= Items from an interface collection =
++++++++
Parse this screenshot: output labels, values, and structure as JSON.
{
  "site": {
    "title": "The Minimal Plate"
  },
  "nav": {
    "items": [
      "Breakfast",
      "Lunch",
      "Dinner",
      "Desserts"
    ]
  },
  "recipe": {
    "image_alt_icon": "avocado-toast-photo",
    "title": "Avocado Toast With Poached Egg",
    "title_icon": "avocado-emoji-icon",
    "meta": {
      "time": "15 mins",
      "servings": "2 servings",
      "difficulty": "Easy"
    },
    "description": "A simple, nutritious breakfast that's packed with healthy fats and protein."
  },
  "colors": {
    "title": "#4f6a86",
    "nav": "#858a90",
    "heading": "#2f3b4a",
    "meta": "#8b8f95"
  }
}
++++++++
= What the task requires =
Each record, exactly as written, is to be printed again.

= Written reply =
Parse this screenshot: output labels, values, and structure as JSON.
{
  "site": {
    "title": "The Minimal Plate"
  },
  "nav": {
    "items": [
      "Breakfast",
      "Lunch",
      "Dinner",
      "Desserts"
    ]
  },
  "recipe": {
    "image_alt_icon": "avocado-toast-photo",
    "title": "Avocado Toast With Poached Egg",
    "title_icon": "avocado-emoji-icon",
    "meta": {
      "time": "15 mins",
      "servings": "2 servings",
      "difficulty": "Easy"
    },
    "description": "A simple, nutritious breakfast that's packed with healthy fats and protein."
  },
  "colors": {
    "title": "#4f6a86",
    "nav": "#858a90",
    "heading": "#2f3b4a",
    "meta": "#8b8f95"
  }
}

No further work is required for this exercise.